Feeds

FCC urges rethink of aircraft personal-electronics blackout

Signs of sanity over American skies

Combat fraud and increase customer satisfaction

The head of the Federal Communications Commission (FCC) has written to the Federal Aviation Administration (FAA) asking for a rethink of the current ban on using electronic items in flight.

Currently all electronic devices have to be switched off on US aircraft operating below 10,000 feet, and can only used in flight-safe mode (i.e., with the radios turned off) above that ceiling. Now FCC boss Julius Genachowski is asking for a rethink.

"This review comes at a time of tremendous innovation, as mobile devices are increasingly interwoven in our daily lives," Genachowski wrote in the letter obtained by The Hill.

"They empower people to stay informed and connected with friends and family," he wrote, "and they enable both large and small businesses to be more productive and efficient, helping drive economic growth and boost U.S. competitiveness."

The FAA first started banning portable electronics on flights back in 1991, originally for devices using the 800MHz frequency range but now extending to portable electronics of all types. It looked again at the ban in 2004, but decided to do nothing, but has recently said it's examining its options.

There's no denying that the ban annoys air travelers, particularly since the rules as they stand make little sense.
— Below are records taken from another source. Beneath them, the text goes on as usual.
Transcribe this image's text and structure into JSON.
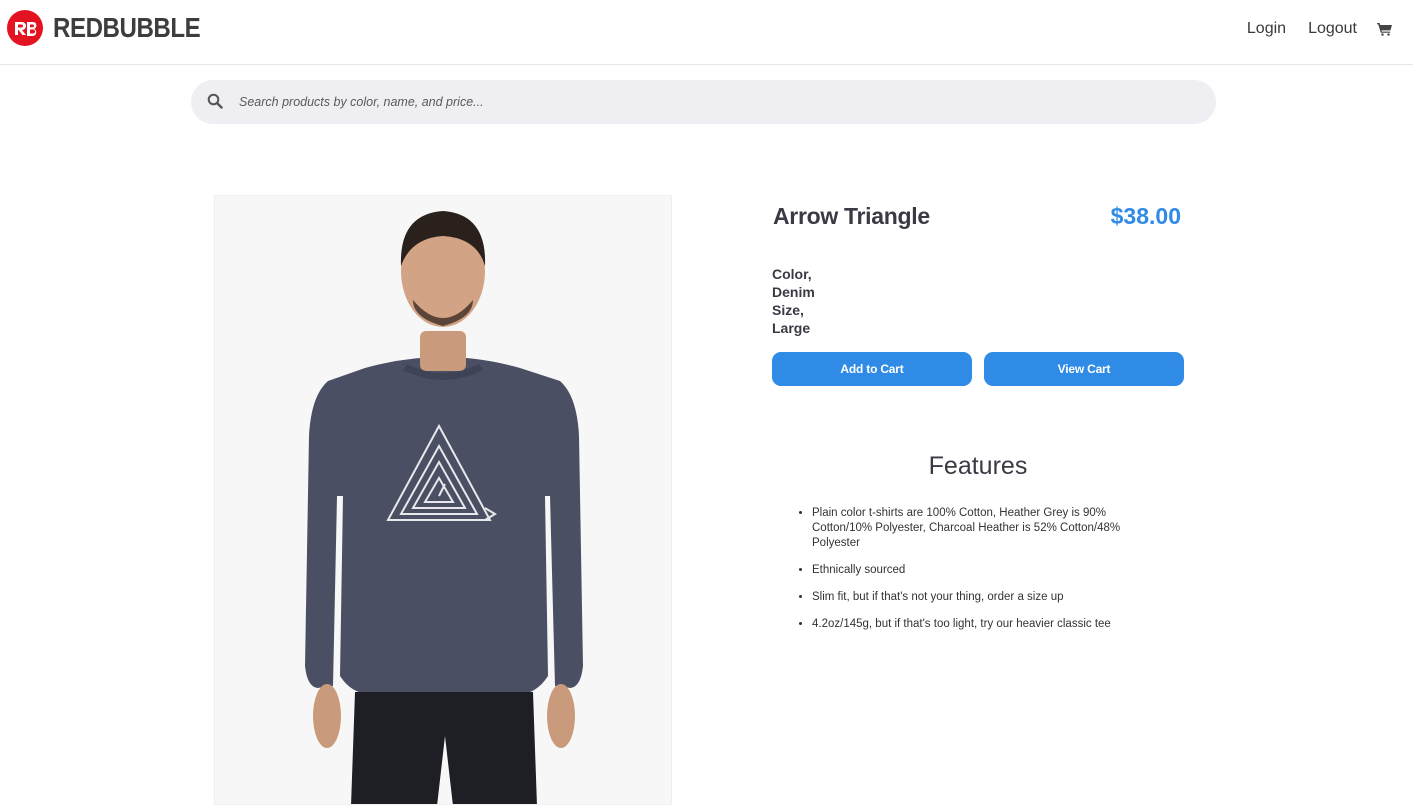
{
  "header": {
    "logo_text": "REDBUBBLE",
    "nav": {
      "login": "Login",
      "logout": "Logout"
    },
    "cart_icon": "shopping-cart-icon"
  },
  "search": {
    "placeholder": "Search products by color, name, and price...",
    "icon": "search-icon"
  },
  "product": {
    "title": "Arrow Triangle",
    "price": "$38.00",
    "options": [
      "Color,",
      "Denim",
      "Size,",
      "Large"
    ],
    "add_to_cart_label": "Add to Cart",
    "view_cart_label": "View Cart",
    "features_title": "Features",
    "features": [
      "Plain color t-shirts are 100% Cotton, Heather Grey is 90% Cotton/10% Polyester, Charcoal Heather is 52% Cotton/48% Polyester",
      "Ethnically sourced",
      "Slim fit, but if that's not your thing, order a size up",
      "4.2oz/145g, but if that's too light, try our heavier classic tee"
    ]
  },
  "colors": {
    "brand_red": "#e41321",
    "accent_blue": "#2f8be6",
    "search_bg": "#efeff3"
  }
}
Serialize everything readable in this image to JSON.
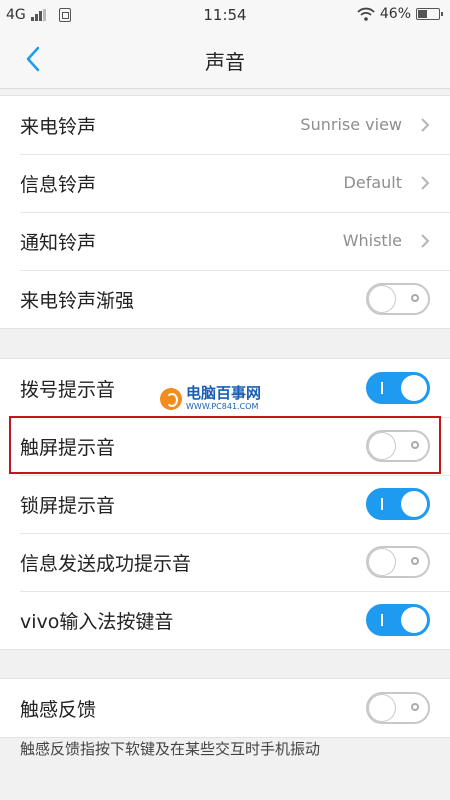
{
  "status_bar": {
    "network": "4G",
    "time": "11:54",
    "battery_percent": "46%",
    "battery_level": 0.46
  },
  "navbar": {
    "title": "声音"
  },
  "ringtones": [
    {
      "label": "来电铃声",
      "value": "Sunrise view"
    },
    {
      "label": "信息铃声",
      "value": "Default"
    },
    {
      "label": "通知铃声",
      "value": "Whistle"
    }
  ],
  "ring_fade": {
    "label": "来电铃声渐强",
    "enabled": false
  },
  "sound_toggles": [
    {
      "label": "拨号提示音",
      "enabled": true
    },
    {
      "label": "触屏提示音",
      "enabled": false
    },
    {
      "label": "锁屏提示音",
      "enabled": true
    },
    {
      "label": "信息发送成功提示音",
      "enabled": false
    },
    {
      "label": "vivo输入法按键音",
      "enabled": true
    }
  ],
  "haptic": {
    "label": "触感反馈",
    "enabled": false
  },
  "footnote": "触感反馈指按下软键及在某些交互时手机振动",
  "watermark": {
    "title": "电脑百事网",
    "url": "WWW.PC841.COM"
  },
  "colors": {
    "accent": "#1e9bf0",
    "highlight": "#c0161d"
  }
}
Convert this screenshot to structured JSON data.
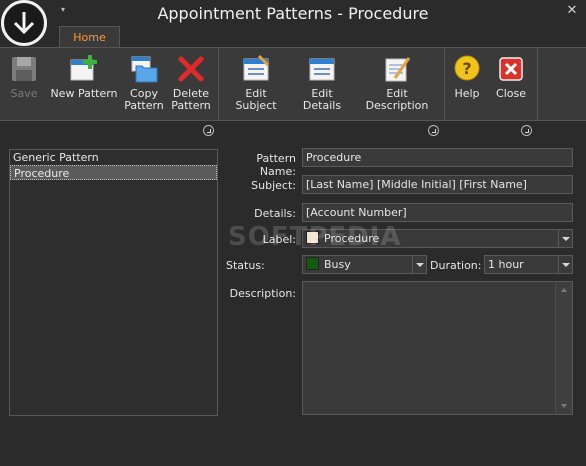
{
  "window": {
    "title": "Appointment Patterns - Procedure",
    "close_glyph": "✕",
    "qat_glyph": "▾"
  },
  "tabs": [
    {
      "label": "Home",
      "active": true
    }
  ],
  "ribbon": {
    "save": {
      "label": "Save",
      "icon": "save-disk-icon",
      "enabled": false
    },
    "new_pattern": {
      "label": "New Pattern",
      "icon": "new-document-plus-icon"
    },
    "copy_pattern": {
      "label_line1": "Copy",
      "label_line2": "Pattern",
      "icon": "copy-folder-icon"
    },
    "delete_pattern": {
      "label_line1": "Delete",
      "label_line2": "Pattern",
      "icon": "red-x-icon"
    },
    "edit_subject": {
      "label": "Edit Subject",
      "icon": "edit-form-icon"
    },
    "edit_details": {
      "label": "Edit Details",
      "icon": "edit-form-icon"
    },
    "edit_description": {
      "label": "Edit Description",
      "icon": "edit-notepad-icon"
    },
    "help": {
      "label": "Help",
      "icon": "help-question-icon"
    },
    "close": {
      "label": "Close",
      "icon": "close-red-icon"
    }
  },
  "patterns": {
    "items": [
      {
        "label": "Generic Pattern",
        "selected": false
      },
      {
        "label": "Procedure",
        "selected": true
      }
    ]
  },
  "form": {
    "pattern_name": {
      "label": "Pattern Name:",
      "value": "Procedure"
    },
    "subject": {
      "label": "Subject:",
      "value": "[Last Name] [Middle Initial] [First Name]"
    },
    "details": {
      "label": "Details:",
      "value": "[Account Number]"
    },
    "label": {
      "label": "Label:",
      "value": "Procedure",
      "swatch_color": "#f3e4cf"
    },
    "status": {
      "label": "Status:",
      "value": "Busy",
      "swatch_color": "#0f5c0f"
    },
    "duration": {
      "label": "Duration:",
      "value": "1 hour"
    },
    "description": {
      "label": "Description:",
      "value": ""
    }
  },
  "colors": {
    "accent_tab": "#ff9a2e"
  },
  "watermark": "SOFTPEDIA"
}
Electronic items that don't even have radios are included in the ban, for example, and there's never been a study that conclusively showed that passenger consumer electronics could cause serious problems for an aircraft.

Cabin crews also loath the rules, since it's a major point of friction between them and customers. Many pilots also question whether the ban is really necessary, particularly as the FAA has already certified them to use tablets at all stages of a flight if the fondleslabs contain flight data.

Keeping the ban on electronics, however, does have one major advantage as far as the FAA, airlines and aircraft manufacturers are concerned: it's cheap.

In order to certify electronics on aircraft, someone has to test each of the thousands of devices for interference on each type of commercial aircraft. But no one wants to pay for that, so it's simply more convenient to issue a blanket ban and leave the cabin crew to take the flak for it.

Hopefully the FCC letter may help nudge the FAA into a more reasonable frame of mind. But El Reg suspects that until a system is instituted for someone (probably the device manufacturers themselves) to pay the testing costs, we'll see no signs of sanity. ®

SANS - Survey on application security programs

More from The Register

next story
Android engineer: We DIDN'T copy Apple OR follow Samsung's orders
Veep testifies for Samsung during Apple patent trial
MtGox chief Karpelès refuses to come to US for g-men's grilling
Bitcoin baron says he needs another lawyer for FinCEN chat
Did a date calculation bug just cost hard-up Co-op Bank £110m?
And just when Brit banking org needs £400m to stay afloat
One year on: diplomatic fail as Chinese APT gangs get back to work
Mandiant says past 12 months shows Beijing won't call off its hackers
Don't let no-hire pact suit witnesses call Steve Jobs a bullyboy, plead Apple and Google
'Irrelevant' character evidence should be excluded – lawyers
EFF: Feds plan to put 52 MILLION FACES into recognition database
System would identify faces as part of biometrics collection
Ex-Tony Blair adviser is new top boss at UK spy-hive GCHQ
Robert Hannigan to replace Sir Iain Lobban in the autumn
Alphadex fires back at British Gas with overcharging allegation
Brit colo outfit says it paid for 347KVA, has been charged for 1940KVA
Jack the RIPA: Blighty cops ignore law, retain innocents' comms data
Prime minister: Nothing to see here, go about your business
Banks slap Olympus with £160 MEEELLION lawsuit
Scandal hit camera maker just can't shake off its past
prev story

Whitepapers

Designing a defence for mobile apps
In this whitepaper learn the various considerations for defending mobile applications; from the mobile application architecture itself to the myriad testing technologies needed to properly assess mobile applications risk.
3 Big data security analytics techniques
Applying these Big Data security analytics techniques can help you make your business safer by detecting attacks early, before significant damage is done.
Five 3D headsets to be won!
We were so impressed by the Durovis Dive headset we’ve asked the company to give some away to Reg readers.
The benefits of software based PBX
Why you should break free from your proprietary PBX and how to leverage your existing server hardware.
Securing web applications made simple and scalable
In this whitepaper learn how automated security testing can provide a simple and scalable way to protect your web applications.